Royal Far West welcomes funding in NSW State Budget

Royal Far West (RFW) welcomes today’s announcement by the NSW Health Minister, Ryan Park, to invest $20m to boost the paediatric allied health workforce in next week’s State budget, as a positive step in the right direction. This funding includes $2.3m over four years for RFW to boost its assessment and diagnosis service for rural and remote children.

“We welcome this funding which will allow RFW to grow our impact on the lives of country children and their families, by providing increased access to early intervention for more country children,” RFW CEO, Jacqueline Emery said.

“This funding is acknowledgment of the significant need in rural and remote NSW for additional services to assist children with developmental challenges – a need amplified by many stakeholders in the community,” Ms Emery said.

“While the funding announced will not allow RFW the transformational change that we were seeking to establish two rural paediatric clinics in Dubbo and Wagga Wagga, RFW will continue to work closely with the State Government and local health providers to determine how to best meet the needs on the ground in these regions.”

NSW Health has been the major funder of this service for over two decades and we welcome their ongoing commitment in this Budget, ” Ms Emery said.

She said “RFW’s role as a specialist child development service plays a critical role in supporting the state’s most vulnerable children and we will continue to see as many children as our funding allows for. We are hopeful that the increase in funding to the public paediatric system will enable us to transition more children back into local services so we can offer more places in our service”

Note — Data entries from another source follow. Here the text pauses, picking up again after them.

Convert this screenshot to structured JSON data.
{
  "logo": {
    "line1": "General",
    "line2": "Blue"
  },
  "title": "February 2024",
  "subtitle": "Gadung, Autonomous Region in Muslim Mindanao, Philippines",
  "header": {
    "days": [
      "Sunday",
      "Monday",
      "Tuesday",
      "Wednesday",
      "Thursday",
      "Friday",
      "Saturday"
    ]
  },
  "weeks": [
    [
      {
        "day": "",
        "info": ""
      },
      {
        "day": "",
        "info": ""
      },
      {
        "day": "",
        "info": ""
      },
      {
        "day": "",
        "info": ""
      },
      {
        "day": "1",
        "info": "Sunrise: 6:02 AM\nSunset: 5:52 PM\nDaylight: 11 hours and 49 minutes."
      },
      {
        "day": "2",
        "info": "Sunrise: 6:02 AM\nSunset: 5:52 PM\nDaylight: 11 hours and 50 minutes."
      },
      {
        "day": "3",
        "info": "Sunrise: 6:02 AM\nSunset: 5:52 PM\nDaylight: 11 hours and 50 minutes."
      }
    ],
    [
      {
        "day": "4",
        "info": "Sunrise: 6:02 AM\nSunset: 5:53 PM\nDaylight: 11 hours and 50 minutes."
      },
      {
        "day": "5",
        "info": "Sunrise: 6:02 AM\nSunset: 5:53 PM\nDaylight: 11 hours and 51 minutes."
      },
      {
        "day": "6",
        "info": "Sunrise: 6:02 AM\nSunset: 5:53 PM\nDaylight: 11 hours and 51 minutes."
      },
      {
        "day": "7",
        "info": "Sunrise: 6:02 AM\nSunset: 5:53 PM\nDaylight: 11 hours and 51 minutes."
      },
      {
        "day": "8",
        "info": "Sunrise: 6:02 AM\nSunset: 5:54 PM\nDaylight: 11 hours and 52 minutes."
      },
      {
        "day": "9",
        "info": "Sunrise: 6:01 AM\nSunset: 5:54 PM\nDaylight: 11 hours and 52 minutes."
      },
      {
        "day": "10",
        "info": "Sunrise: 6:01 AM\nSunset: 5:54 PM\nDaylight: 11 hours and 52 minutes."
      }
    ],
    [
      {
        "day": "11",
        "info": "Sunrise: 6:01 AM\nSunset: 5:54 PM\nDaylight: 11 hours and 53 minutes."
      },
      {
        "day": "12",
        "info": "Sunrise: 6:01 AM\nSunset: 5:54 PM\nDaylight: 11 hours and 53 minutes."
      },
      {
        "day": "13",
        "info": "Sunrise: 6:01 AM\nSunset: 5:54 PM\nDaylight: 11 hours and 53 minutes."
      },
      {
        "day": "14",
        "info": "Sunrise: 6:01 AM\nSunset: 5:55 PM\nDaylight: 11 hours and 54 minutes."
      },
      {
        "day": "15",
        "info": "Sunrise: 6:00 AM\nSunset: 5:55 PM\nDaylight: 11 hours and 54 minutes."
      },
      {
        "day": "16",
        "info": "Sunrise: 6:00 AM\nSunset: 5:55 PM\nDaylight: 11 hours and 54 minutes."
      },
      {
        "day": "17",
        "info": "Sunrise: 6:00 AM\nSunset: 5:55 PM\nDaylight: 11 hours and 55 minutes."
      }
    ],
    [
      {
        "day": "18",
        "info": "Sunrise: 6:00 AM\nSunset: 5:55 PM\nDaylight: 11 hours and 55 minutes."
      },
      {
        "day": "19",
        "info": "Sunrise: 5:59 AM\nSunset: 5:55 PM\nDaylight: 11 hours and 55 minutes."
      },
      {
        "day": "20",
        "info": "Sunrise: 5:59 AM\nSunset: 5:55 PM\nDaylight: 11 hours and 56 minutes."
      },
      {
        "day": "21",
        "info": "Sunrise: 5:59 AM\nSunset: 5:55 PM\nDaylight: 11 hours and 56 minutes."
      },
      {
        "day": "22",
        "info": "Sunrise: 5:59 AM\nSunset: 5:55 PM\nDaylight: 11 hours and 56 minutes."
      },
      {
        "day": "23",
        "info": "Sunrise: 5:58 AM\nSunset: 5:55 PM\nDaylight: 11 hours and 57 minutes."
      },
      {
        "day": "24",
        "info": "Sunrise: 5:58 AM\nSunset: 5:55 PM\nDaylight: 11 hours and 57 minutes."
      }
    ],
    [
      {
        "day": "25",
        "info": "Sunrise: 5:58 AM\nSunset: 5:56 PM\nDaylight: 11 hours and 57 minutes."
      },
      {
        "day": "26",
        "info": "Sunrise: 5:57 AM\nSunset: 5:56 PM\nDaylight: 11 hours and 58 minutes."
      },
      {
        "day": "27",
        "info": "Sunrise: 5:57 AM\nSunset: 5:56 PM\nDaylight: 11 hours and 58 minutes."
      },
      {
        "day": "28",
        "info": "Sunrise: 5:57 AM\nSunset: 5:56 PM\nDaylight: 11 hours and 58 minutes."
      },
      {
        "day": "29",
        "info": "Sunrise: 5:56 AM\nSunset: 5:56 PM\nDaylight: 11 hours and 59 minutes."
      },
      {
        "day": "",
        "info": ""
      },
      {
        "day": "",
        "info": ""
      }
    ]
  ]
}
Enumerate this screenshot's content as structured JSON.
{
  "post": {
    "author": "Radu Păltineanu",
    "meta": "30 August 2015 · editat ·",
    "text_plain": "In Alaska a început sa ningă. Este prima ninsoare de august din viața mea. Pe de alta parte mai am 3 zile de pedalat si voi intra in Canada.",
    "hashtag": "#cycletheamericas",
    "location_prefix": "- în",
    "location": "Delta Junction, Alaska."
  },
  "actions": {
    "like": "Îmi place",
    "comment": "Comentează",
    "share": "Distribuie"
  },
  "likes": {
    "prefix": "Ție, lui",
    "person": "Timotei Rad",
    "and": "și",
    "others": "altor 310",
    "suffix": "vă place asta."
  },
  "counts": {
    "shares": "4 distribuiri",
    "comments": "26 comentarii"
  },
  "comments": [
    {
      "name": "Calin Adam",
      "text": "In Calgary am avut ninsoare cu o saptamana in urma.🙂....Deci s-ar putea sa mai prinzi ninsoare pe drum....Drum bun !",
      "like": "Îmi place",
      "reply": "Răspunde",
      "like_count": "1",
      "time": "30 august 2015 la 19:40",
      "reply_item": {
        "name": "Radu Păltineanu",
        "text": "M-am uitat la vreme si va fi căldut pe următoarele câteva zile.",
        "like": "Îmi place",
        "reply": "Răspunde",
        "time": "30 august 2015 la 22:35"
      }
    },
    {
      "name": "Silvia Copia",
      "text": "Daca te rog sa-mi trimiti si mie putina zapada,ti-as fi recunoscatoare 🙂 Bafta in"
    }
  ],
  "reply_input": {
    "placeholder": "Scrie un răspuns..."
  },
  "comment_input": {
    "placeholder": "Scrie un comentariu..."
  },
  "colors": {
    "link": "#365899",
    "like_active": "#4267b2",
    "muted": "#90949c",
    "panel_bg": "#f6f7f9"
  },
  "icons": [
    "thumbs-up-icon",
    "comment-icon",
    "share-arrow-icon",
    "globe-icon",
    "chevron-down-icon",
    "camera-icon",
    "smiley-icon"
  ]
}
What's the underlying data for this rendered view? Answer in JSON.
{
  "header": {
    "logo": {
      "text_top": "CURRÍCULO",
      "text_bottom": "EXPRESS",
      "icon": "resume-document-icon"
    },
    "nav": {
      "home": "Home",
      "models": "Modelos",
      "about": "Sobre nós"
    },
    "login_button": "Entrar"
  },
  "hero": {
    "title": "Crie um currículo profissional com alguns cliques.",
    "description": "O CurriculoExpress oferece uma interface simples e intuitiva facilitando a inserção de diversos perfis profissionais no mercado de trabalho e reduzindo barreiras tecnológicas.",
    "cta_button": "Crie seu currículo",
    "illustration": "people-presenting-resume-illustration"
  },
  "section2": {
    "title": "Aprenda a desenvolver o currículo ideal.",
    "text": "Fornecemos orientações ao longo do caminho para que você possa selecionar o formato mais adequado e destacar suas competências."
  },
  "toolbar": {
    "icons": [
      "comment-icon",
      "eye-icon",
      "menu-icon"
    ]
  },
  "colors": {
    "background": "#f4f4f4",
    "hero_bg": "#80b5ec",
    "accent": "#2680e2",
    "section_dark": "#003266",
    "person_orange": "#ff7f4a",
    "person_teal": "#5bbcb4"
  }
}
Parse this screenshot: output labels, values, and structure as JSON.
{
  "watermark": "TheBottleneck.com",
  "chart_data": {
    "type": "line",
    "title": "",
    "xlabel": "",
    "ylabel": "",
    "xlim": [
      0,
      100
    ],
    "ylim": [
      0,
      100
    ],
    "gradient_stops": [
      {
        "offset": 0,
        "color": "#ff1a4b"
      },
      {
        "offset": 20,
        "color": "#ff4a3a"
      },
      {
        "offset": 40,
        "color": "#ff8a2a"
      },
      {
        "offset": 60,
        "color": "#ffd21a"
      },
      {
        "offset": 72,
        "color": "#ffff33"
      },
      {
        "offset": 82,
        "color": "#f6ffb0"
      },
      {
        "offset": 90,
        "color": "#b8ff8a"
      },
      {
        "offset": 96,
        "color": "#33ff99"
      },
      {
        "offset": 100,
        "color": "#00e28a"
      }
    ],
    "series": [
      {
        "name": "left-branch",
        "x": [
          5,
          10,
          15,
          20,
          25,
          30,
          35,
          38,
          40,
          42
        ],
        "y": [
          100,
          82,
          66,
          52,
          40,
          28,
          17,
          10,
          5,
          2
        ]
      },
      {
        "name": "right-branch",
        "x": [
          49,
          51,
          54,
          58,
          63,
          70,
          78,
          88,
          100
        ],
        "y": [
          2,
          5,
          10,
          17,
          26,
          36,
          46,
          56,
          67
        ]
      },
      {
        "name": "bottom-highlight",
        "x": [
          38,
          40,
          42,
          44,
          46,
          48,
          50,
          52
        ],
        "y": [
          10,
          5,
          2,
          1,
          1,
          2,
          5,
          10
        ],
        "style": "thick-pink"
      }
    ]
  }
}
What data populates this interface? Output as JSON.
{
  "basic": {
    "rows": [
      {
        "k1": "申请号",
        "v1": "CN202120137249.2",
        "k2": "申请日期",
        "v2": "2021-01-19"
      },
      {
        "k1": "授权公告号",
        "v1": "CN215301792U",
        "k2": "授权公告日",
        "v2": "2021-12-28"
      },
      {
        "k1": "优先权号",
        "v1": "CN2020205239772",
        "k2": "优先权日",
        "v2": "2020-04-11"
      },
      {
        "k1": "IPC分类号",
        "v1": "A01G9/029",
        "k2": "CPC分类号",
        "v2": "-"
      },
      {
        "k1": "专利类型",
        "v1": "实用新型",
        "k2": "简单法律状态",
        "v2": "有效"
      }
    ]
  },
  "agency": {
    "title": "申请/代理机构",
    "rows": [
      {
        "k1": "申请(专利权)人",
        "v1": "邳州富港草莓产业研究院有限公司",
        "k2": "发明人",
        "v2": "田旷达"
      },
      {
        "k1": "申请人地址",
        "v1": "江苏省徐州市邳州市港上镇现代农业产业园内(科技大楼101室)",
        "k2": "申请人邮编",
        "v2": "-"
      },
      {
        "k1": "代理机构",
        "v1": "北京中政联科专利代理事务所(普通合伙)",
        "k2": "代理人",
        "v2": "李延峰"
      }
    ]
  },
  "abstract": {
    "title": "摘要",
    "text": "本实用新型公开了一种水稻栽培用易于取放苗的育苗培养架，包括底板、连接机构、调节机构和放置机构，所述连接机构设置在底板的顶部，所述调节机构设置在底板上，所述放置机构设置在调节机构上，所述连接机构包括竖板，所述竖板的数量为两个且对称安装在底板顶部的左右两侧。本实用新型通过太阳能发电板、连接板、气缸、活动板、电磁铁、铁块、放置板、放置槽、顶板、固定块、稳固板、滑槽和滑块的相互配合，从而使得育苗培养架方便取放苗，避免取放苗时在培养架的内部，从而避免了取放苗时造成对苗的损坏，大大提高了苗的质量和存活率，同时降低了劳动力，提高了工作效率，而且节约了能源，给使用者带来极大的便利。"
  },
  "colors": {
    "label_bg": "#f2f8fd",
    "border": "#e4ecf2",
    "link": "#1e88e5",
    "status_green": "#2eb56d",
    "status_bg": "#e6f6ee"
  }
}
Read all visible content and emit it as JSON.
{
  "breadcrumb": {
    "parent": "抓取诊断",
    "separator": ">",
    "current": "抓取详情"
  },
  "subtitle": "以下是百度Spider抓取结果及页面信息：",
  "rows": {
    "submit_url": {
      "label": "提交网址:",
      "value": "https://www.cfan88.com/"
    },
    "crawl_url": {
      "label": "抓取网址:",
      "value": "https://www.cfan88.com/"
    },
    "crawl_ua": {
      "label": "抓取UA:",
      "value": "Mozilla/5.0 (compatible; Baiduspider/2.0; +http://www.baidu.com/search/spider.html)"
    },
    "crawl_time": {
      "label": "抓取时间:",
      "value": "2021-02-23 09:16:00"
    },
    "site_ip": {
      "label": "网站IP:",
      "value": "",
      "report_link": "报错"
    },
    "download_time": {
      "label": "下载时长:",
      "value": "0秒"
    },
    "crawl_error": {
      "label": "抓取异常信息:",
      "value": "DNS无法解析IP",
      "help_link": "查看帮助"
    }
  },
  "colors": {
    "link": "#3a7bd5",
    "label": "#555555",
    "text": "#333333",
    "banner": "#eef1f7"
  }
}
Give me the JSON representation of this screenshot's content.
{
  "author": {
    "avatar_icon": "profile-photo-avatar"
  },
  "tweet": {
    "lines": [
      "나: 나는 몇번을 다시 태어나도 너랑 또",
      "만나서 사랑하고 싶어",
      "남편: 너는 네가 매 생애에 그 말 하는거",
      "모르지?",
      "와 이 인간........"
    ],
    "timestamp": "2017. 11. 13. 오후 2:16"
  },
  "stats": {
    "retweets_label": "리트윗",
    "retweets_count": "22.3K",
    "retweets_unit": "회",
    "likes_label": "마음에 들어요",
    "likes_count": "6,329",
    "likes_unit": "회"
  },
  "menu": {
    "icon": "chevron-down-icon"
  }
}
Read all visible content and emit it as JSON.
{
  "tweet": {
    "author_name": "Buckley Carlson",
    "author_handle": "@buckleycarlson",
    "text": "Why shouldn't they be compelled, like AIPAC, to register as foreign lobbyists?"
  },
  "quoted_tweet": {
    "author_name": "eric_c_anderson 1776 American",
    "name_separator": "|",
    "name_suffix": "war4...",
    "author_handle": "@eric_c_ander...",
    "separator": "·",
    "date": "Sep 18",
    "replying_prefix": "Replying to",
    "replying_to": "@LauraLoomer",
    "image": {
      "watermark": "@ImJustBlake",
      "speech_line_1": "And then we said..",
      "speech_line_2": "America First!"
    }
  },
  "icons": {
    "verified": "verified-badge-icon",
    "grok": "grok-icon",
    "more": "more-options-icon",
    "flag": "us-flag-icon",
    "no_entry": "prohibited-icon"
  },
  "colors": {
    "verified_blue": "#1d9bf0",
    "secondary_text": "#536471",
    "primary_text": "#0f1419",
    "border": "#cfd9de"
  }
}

The last Australian Early Developmental Census conducted in 2021 reported children living in rural and remote areas of Australia are up to twice as likely to start school developmentally vulnerable than children living in metropolitan regions.

“We need to continue to advocate for the needs of country children to ensure where you live is not a barrier to access the vital health services needed to reach their potential,” Ms Emery said.